Element data from apps and pages

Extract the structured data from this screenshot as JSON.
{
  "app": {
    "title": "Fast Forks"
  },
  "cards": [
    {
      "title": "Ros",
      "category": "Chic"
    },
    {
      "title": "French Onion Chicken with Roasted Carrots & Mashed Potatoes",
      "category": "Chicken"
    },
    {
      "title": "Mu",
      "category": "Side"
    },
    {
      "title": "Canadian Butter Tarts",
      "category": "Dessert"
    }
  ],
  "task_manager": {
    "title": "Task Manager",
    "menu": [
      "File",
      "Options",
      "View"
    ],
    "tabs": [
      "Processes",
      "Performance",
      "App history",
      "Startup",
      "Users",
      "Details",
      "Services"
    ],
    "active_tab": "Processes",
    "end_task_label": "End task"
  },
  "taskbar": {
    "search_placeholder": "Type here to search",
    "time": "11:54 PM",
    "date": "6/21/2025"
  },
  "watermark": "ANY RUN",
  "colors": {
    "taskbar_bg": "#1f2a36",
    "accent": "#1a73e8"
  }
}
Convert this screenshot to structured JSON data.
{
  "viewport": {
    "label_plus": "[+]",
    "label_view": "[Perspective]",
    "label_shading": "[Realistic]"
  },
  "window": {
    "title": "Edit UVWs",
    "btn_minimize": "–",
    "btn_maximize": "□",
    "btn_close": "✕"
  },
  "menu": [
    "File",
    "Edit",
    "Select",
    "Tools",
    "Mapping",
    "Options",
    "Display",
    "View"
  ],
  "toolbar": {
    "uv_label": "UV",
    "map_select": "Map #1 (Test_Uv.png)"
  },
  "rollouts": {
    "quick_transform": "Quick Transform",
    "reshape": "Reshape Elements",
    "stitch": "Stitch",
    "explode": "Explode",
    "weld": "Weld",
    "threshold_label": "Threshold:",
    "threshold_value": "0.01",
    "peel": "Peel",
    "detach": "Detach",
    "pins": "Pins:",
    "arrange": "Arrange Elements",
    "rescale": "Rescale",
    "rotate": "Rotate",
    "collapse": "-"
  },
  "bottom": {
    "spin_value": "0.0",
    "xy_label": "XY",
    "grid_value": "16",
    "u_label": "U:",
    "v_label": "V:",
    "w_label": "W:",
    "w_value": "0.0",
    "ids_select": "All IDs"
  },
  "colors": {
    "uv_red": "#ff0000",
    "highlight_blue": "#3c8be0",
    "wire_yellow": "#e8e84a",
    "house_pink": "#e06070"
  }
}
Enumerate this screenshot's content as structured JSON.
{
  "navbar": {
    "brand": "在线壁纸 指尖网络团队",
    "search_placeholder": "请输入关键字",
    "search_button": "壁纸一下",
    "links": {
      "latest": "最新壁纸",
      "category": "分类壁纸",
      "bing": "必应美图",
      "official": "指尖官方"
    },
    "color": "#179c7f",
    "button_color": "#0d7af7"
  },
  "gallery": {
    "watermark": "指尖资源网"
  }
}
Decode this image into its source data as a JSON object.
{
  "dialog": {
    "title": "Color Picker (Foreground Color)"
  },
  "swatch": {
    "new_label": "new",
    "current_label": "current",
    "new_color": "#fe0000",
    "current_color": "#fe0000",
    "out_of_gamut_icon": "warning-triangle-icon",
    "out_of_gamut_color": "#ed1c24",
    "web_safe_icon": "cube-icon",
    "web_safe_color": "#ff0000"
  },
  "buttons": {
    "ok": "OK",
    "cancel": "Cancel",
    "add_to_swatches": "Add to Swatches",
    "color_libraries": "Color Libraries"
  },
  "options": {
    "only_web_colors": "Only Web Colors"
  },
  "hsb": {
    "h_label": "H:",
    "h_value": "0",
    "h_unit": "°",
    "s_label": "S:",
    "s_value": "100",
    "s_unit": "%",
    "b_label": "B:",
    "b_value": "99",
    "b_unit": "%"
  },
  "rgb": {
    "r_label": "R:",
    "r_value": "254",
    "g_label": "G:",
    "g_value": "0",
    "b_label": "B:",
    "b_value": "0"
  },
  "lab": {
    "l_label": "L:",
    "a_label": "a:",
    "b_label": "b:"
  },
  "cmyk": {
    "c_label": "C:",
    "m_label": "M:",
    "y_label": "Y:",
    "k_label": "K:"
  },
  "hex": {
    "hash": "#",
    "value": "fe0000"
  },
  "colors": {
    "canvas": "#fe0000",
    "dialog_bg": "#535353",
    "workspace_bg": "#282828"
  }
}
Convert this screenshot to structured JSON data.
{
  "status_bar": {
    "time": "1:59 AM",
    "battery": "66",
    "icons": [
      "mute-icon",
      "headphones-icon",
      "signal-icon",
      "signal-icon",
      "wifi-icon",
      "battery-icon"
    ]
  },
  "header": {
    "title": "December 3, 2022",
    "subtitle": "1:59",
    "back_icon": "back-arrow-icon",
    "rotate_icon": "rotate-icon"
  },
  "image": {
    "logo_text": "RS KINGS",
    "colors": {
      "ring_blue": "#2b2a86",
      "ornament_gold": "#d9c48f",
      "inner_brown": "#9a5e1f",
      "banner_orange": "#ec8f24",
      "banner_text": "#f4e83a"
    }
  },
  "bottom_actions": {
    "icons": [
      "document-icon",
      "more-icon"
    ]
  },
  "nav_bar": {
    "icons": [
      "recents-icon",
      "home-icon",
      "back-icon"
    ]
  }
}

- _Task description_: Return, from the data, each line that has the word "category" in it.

- _Written answer_:
      "category": "Chic"
      "category": "Chicken"
      "category": "Side"
      "category": "Dessert"
      "category": "分类壁纸",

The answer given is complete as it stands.